The wiring harness connects the TPS to other parts of your vehicle’s computer system.
Improper Adjustment Can Cause Shifting Problems
If you do not adjust the throttle position sensor properly, it causes shifting problems. To check if there’s an issue with your throttle position sensor:
- Place the transmission in neutral and start your car with the engine off. Turn on the ignition, but don’t start it yet. Take a rag and wipe down all the connectors where wires connect on top of the throttle body until you see clean metal with no rust or corrosion around them.
- With your foot on the brake pedal and accelerator, pedal pressed halfway, use a voltmeter to measure voltage between two terminals listed as TPS or TPS 1 on either side of the wire harness connector near the top-left corner of the engine block (green arrow).
- If the voltage reading is 0 volts or fewer than 2 volts higher than the ground level at idle speed/RPMs, you have a potential problem with the TPS circuit inside the transmission computer box itself.
- The potential problem occurs because of a bad connection between the TPS connector and the main wiring harness connector plug located inside the middle backside wall. It opens underneath the hood latch handle release lever area (red arrow).
Cracked TPS Can Send Erroneous Signals to the Computer
If the throttle position sensor is cracked, it can send erroneous signals to the computer.

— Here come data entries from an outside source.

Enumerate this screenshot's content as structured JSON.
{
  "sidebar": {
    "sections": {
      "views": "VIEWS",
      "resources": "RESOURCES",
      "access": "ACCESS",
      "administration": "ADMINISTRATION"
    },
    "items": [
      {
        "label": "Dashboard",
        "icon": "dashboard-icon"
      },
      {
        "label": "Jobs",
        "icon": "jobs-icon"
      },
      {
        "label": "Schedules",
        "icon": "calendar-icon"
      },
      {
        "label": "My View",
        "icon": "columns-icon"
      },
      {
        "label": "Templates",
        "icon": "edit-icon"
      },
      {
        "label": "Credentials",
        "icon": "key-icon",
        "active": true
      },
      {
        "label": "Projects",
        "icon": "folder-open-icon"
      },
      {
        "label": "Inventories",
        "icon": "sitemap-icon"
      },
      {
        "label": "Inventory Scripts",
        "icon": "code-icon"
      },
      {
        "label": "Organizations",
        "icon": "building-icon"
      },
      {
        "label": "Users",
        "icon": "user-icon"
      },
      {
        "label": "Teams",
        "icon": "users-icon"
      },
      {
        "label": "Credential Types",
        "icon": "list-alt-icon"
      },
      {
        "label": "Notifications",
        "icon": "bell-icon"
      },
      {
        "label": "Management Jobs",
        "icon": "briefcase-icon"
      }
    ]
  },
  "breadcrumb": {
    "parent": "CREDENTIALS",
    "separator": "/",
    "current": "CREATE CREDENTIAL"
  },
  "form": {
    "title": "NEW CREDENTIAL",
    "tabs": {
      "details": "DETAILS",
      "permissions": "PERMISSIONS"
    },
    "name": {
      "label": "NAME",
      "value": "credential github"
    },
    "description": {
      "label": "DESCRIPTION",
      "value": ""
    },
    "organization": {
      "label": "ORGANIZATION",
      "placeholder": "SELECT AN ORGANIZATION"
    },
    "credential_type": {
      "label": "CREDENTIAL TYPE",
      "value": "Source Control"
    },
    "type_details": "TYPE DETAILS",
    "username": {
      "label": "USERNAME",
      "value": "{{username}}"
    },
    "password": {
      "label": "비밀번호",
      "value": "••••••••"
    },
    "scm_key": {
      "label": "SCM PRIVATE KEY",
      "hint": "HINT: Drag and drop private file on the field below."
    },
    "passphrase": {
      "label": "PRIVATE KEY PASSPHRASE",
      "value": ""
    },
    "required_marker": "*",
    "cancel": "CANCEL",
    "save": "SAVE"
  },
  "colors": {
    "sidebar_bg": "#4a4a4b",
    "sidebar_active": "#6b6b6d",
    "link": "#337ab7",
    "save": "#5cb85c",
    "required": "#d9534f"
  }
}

It means you can no longer rely on the throttle position sensor to work correctly, and it can lead to problems such as an engine stall.
You’ll need a mechanic or a professional to replace the throttle position sensor.
What You Can Do on Your Own
If you have a faulty TPS, your car will run poorly and could experience other problems, like stalling or hesitation between gears. This means that it’s essential to make sure you have a working TPS if you want your car to drive correctly.
If yours is faulty, you need to sort it out as soon as possible. Luckily, there are some things you can do on your own before taking it in for repairs:
1) Check for loose connections — You should look for any loose wires or connectors near where your TPS is located; these could be causing problems with its signal transmission
2) Remove dirt from connectors — Dirt can interfere with how well electricity travels through wires and connectors, so make sure there isn’t any near where your TPS is installed (if there is, try cleaning it off).
3) Check for burnt out fuses — If you notice that one of your fuses has blown out while driving recently (or even just sitting idly), then that could mean something else besides the fuse.
How To Replace TPS
Replacing the TPS in your car is a relatively easy process.
First, find the TPS. (It’s usually under the hood by the battery.)
Next, disconnect it from its harness. There are probably two or three connectors on it that you have to wiggle loose.
Then, take out the old TPS and put in the new one. You’ll need to make sure it fits perfectly into place or else it won’t work properly.
Your throttle positioning sensor can be dirty, faulty, or otherwise slow in responding to driver input. Can throttle position sensor affect transmission shifting?
Yes, throttle position sensors can affect transmission shifting. It affects how the transmission behaves during shifting, and in some cases, it won’t shift at all.
It’s also important to keep your TPS clean so that it can work properly.
Make sure the new TPS part is compatible with your car’s make, model, and year.
Jim Wicks is the founder of MotorVehicleHQ. With over two decades of experience in the automotive industry and a degree in Automotive Technology, Jim is a certified car expert who has worked in various roles ranging from a mechanic, car dealership manager, to a racing car driver. He has owned more than 20 cars over the past 15 years. Ask him about any vehicle you see on the road and he can tell you the make, model and year. He loves the aesthetics of all things cars, and keeps his vehicles in pristine condition.
In his free time, Jim enjoys getting his hands dirty under the hood of a classic car or taking long drives along the country roads. His favorite car? A 1967 Shelby GT500, a true classic that, according to Jim, “represents the pure essence of American muscle.”